**Problem details**
A word-for-word copy of the data is what's wanted; pictures stay out of it.

**Dataset content**
-.-.-

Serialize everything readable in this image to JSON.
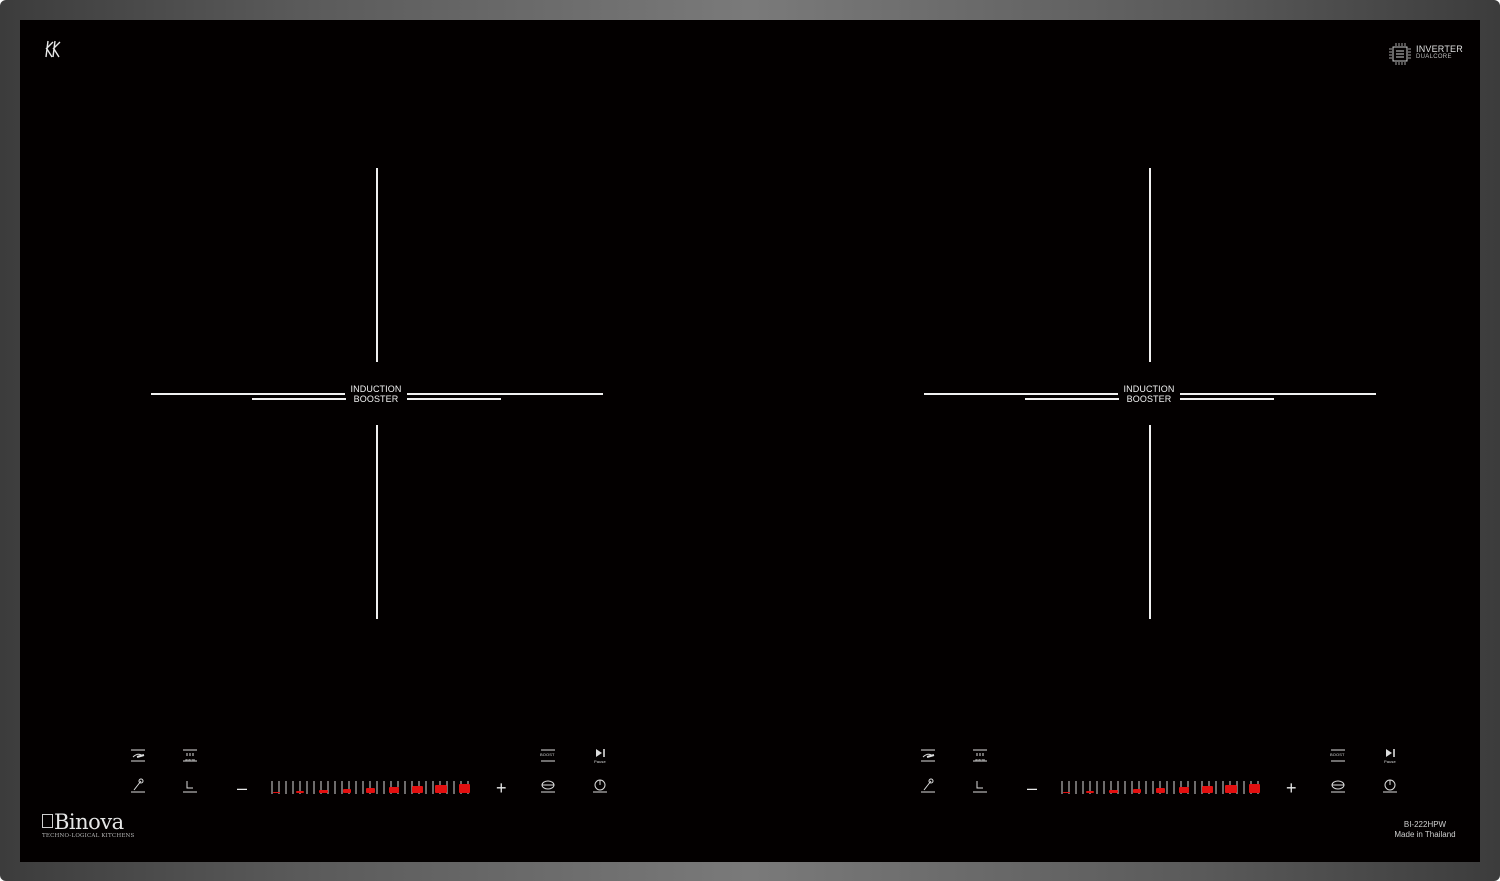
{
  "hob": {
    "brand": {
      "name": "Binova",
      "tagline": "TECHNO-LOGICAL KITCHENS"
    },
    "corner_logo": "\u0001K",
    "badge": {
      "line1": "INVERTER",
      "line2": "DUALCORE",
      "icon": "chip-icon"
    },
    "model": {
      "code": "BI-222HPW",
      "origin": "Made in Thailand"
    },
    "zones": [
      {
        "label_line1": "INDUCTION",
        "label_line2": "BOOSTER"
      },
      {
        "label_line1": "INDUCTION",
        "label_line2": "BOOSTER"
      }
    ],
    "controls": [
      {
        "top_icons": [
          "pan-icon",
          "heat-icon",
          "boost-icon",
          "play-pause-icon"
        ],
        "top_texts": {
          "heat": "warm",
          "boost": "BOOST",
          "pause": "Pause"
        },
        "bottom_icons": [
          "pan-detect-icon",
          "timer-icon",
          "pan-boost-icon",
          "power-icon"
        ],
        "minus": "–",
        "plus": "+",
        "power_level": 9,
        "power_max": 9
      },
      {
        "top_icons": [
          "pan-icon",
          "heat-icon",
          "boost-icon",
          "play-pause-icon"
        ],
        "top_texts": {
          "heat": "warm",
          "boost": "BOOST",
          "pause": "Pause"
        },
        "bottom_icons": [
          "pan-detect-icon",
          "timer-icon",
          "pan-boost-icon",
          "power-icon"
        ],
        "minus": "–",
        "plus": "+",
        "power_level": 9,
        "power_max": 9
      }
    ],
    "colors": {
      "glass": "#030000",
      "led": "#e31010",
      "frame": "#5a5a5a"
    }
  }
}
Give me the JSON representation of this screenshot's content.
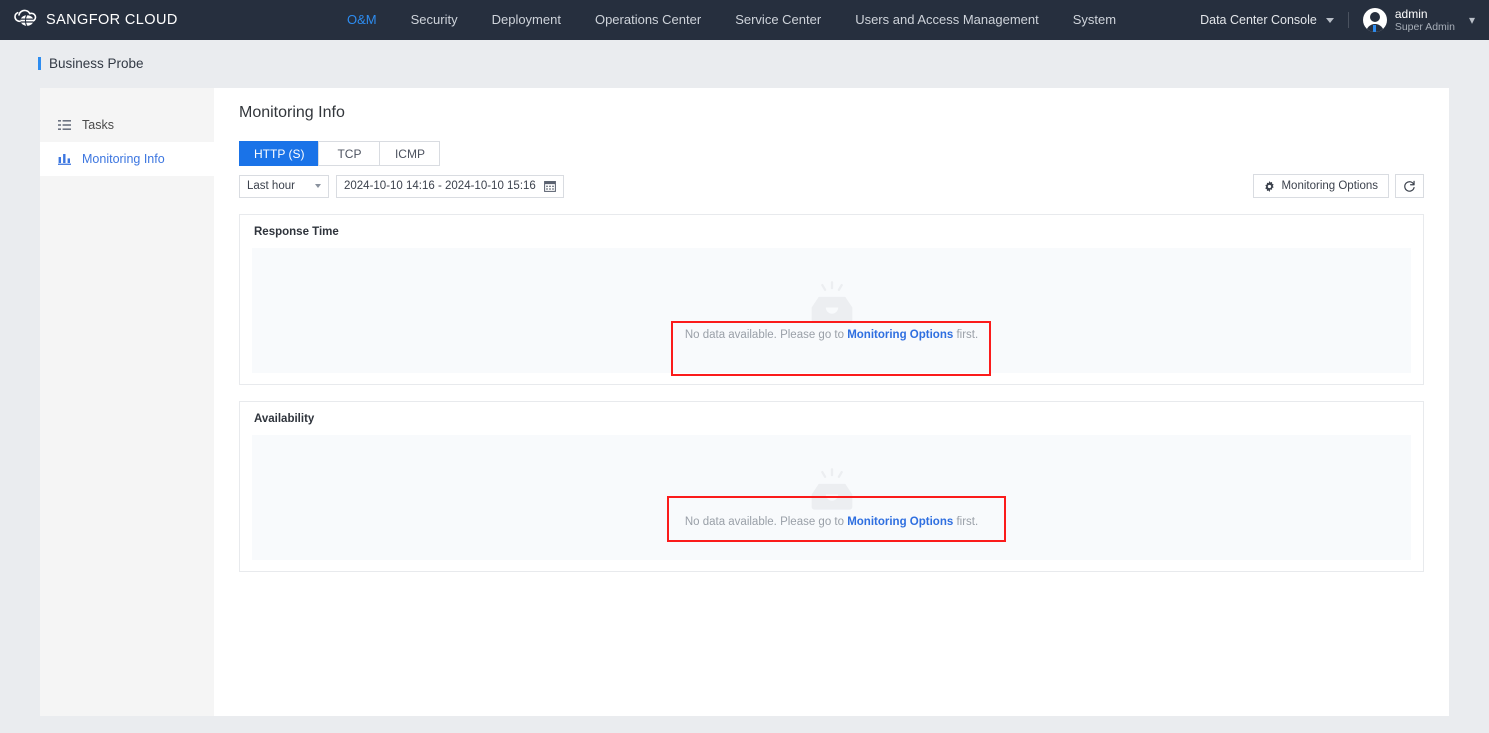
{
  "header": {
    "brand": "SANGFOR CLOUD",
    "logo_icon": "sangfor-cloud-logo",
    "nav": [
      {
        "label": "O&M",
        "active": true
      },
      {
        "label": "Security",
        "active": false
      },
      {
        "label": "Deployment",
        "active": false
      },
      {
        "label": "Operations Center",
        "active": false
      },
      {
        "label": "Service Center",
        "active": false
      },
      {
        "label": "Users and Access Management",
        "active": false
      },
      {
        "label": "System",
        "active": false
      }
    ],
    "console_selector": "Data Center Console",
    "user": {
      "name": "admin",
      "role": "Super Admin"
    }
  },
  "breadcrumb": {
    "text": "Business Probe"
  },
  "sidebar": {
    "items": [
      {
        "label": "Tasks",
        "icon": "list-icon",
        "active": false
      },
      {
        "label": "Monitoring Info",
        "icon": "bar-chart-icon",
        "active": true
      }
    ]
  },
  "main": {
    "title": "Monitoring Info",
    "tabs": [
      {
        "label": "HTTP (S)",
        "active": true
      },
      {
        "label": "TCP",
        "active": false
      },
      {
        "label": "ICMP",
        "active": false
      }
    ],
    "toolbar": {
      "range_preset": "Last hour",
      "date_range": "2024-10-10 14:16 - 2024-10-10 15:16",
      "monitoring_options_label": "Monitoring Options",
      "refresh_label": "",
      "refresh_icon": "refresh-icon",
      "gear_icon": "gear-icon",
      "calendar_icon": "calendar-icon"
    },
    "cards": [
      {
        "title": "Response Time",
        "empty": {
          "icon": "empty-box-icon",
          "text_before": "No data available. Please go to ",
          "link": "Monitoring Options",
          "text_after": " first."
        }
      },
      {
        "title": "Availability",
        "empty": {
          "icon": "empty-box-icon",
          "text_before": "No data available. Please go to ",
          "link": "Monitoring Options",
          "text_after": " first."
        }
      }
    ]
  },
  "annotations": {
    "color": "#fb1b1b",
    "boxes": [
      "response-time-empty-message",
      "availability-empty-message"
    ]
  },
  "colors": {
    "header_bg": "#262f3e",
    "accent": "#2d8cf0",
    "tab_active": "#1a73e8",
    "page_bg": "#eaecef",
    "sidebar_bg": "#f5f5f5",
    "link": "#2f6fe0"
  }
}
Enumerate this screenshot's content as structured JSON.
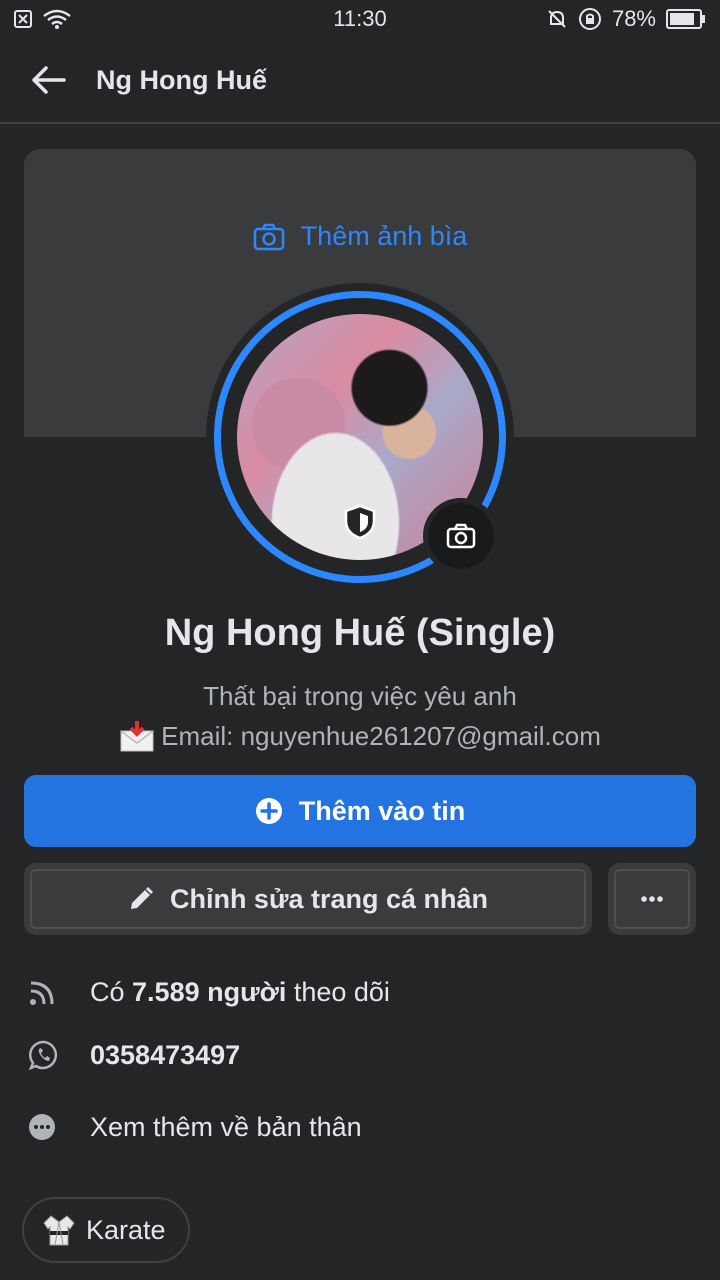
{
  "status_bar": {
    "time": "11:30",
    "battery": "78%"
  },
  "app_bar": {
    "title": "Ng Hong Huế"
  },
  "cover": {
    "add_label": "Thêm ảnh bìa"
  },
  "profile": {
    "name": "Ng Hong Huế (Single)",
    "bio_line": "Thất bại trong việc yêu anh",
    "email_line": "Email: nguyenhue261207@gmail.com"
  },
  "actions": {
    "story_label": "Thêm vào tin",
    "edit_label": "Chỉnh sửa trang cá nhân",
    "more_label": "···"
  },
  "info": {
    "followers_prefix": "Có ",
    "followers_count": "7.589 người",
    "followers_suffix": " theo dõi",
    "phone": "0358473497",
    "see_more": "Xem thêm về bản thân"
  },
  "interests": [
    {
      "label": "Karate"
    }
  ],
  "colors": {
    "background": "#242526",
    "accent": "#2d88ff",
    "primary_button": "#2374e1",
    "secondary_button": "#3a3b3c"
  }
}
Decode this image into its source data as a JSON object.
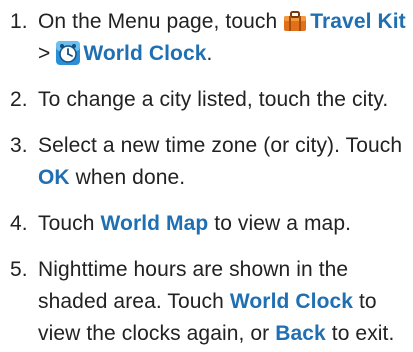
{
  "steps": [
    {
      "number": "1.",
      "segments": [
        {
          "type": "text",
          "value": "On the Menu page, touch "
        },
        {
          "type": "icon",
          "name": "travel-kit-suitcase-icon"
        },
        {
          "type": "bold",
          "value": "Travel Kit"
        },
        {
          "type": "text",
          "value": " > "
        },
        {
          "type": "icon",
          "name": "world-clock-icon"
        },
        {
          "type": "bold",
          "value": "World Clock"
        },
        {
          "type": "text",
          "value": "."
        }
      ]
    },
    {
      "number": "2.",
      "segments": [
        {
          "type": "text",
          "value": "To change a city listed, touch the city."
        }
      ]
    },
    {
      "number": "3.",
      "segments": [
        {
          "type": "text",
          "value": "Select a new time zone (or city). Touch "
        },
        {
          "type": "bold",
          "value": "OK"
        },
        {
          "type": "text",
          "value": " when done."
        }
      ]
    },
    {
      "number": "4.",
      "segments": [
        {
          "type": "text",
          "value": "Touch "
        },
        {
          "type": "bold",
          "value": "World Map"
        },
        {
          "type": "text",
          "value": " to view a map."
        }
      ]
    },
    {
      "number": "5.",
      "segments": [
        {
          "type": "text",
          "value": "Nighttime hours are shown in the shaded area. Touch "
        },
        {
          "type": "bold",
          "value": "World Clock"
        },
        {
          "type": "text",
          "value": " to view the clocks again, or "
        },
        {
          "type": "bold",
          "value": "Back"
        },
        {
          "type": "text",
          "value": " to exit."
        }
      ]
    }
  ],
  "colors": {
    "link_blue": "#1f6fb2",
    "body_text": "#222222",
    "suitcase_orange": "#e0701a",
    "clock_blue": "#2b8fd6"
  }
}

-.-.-

**Output for this task**
Serialize everything readable in this image to JSON.
{
  "hob": {
    "brand": {
      "name": "Binova",
      "tagline": "TECHNO-LOGICAL KITCHENS"
    },
    "corner_logo": "\u0001K",
    "badge": {
      "line1": "INVERTER",
      "line2": "DUALCORE",
      "icon": "chip-icon"
    },
    "model": {
      "code": "BI-222HPW",
      "origin": "Made in Thailand"
    },
    "zones": [
      {
        "label_line1": "INDUCTION",
        "label_line2": "BOOSTER"
      },
      {
        "label_line1": "INDUCTION",
        "label_line2": "BOOSTER"
      }
    ],
    "controls": [
      {
        "top_icons": [
          "pan-icon",
          "heat-icon",
          "boost-icon",
          "play-pause-icon"
        ],
        "top_texts": {
          "heat": "warm",
          "boost": "BOOST",
          "pause": "Pause"
        },
        "bottom_icons": [
          "pan-detect-icon",
          "timer-icon",
          "pan-boost-icon",
          "power-icon"
        ],
        "minus": "–",
        "plus": "+",
        "power_level": 9,
        "power_max": 9
      },
      {
        "top_icons": [
          "pan-icon",
          "heat-icon",
          "boost-icon",
          "play-pause-icon"
        ],
        "top_texts": {
          "heat": "warm",
          "boost": "BOOST",
          "pause": "Pause"
        },
        "bottom_icons": [
          "pan-detect-icon",
          "timer-icon",
          "pan-boost-icon",
          "power-icon"
        ],
        "minus": "–",
        "plus": "+",
        "power_level": 9,
        "power_max": 9
      }
    ],
    "colors": {
      "glass": "#030000",
      "led": "#e31010",
      "frame": "#5a5a5a"
    }
  }
}
Give me the JSON representation of this screenshot's content.
{
  "header": {
    "brand": "SANGFOR CLOUD",
    "logo_icon": "sangfor-cloud-logo",
    "nav": [
      {
        "label": "O&M",
        "active": true
      },
      {
        "label": "Security",
        "active": false
      },
      {
        "label": "Deployment",
        "active": false
      },
      {
        "label": "Operations Center",
        "active": false
      },
      {
        "label": "Service Center",
        "active": false
      },
      {
        "label": "Users and Access Management",
        "active": false
      },
      {
        "label": "System",
        "active": false
      }
    ],
    "console_selector": "Data Center Console",
    "user": {
      "name": "admin",
      "role": "Super Admin"
    }
  },
  "breadcrumb": {
    "text": "Business Probe"
  },
  "sidebar": {
    "items": [
      {
        "label": "Tasks",
        "icon": "list-icon",
        "active": false
      },
      {
        "label": "Monitoring Info",
        "icon": "bar-chart-icon",
        "active": true
      }
    ]
  },
  "main": {
    "title": "Monitoring Info",
    "tabs": [
      {
        "label": "HTTP (S)",
        "active": true
      },
      {
        "label": "TCP",
        "active": false
      },
      {
        "label": "ICMP",
        "active": false
      }
    ],
    "toolbar": {
      "range_preset": "Last hour",
      "date_range": "2024-10-10 14:16 - 2024-10-10 15:16",
      "monitoring_options_label": "Monitoring Options",
      "refresh_label": "",
      "refresh_icon": "refresh-icon",
      "gear_icon": "gear-icon",
      "calendar_icon": "calendar-icon"
    },
    "cards": [
      {
        "title": "Response Time",
        "empty": {
          "icon": "empty-box-icon",
          "text_before": "No data available. Please go to ",
          "link": "Monitoring Options",
          "text_after": " first."
        }
      },
      {
        "title": "Availability",
        "empty": {
          "icon": "empty-box-icon",
          "text_before": "No data available. Please go to ",
          "link": "Monitoring Options",
          "text_after": " first."
        }
      }
    ]
  },
  "annotations": {
    "color": "#fb1b1b",
    "boxes": [
      "response-time-empty-message",
      "availability-empty-message"
    ]
  },
  "colors": {
    "header_bg": "#262f3e",
    "accent": "#2d8cf0",
    "tab_active": "#1a73e8",
    "page_bg": "#eaecef",
    "sidebar_bg": "#f5f5f5",
    "link": "#2f6fe0"
  }
}
Enumerate this screenshot's content as structured JSON.
{
  "status_bar": {
    "time": "11:30",
    "battery": "78%"
  },
  "app_bar": {
    "title": "Ng Hong Huế"
  },
  "cover": {
    "add_label": "Thêm ảnh bìa"
  },
  "profile": {
    "name": "Ng Hong Huế (Single)",
    "bio_line": "Thất bại trong việc yêu anh",
    "email_line": "Email: nguyenhue261207@gmail.com"
  },
  "actions": {
    "story_label": "Thêm vào tin",
    "edit_label": "Chỉnh sửa trang cá nhân",
    "more_label": "···"
  },
  "info": {
    "followers_prefix": "Có ",
    "followers_count": "7.589 người",
    "followers_suffix": " theo dõi",
    "phone": "0358473497",
    "see_more": "Xem thêm về bản thân"
  },
  "interests": [
    {
      "label": "Karate"
    }
  ],
  "colors": {
    "background": "#242526",
    "accent": "#2d88ff",
    "primary_button": "#2374e1",
    "secondary_button": "#3a3b3c"
  }
}
Decode this image into its source data as a JSON object.
{
  "steps": [
    {
      "number": "1.",
      "segments": [
        {
          "type": "text",
          "value": "On the Menu page, touch "
        },
        {
          "type": "icon",
          "name": "travel-kit-suitcase-icon"
        },
        {
          "type": "bold",
          "value": "Travel Kit"
        },
        {
          "type": "text",
          "value": " > "
        },
        {
          "type": "icon",
          "name": "world-clock-icon"
        },
        {
          "type": "bold",
          "value": "World Clock"
        },
        {
          "type": "text",
          "value": "."
        }
      ]
    },
    {
      "number": "2.",
      "segments": [
        {
          "type": "text",
          "value": "To change a city listed, touch the city."
        }
      ]
    },
    {
      "number": "3.",
      "segments": [
        {
          "type": "text",
          "value": "Select a new time zone (or city). Touch "
        },
        {
          "type": "bold",
          "value": "OK"
        },
        {
          "type": "text",
          "value": " when done."
        }
      ]
    },
    {
      "number": "4.",
      "segments": [
        {
          "type": "text",
          "value": "Touch "
        },
        {
          "type": "bold",
          "value": "World Map"
        },
        {
          "type": "text",
          "value": " to view a map."
        }
      ]
    },
    {
      "number": "5.",
      "segments": [
        {
          "type": "text",
          "value": "Nighttime hours are shown in the shaded area. Touch "
        },
        {
          "type": "bold",
          "value": "World Clock"
        },
        {
          "type": "text",
          "value": " to view the clocks again, or "
        },
        {
          "type": "bold",
          "value": "Back"
        },
        {
          "type": "text",
          "value": " to exit."
        }
      ]
    }
  ],
  "colors": {
    "link_blue": "#1f6fb2",
    "body_text": "#222222",
    "suitcase_orange": "#e0701a",
    "clock_blue": "#2b8fd6"
  }
}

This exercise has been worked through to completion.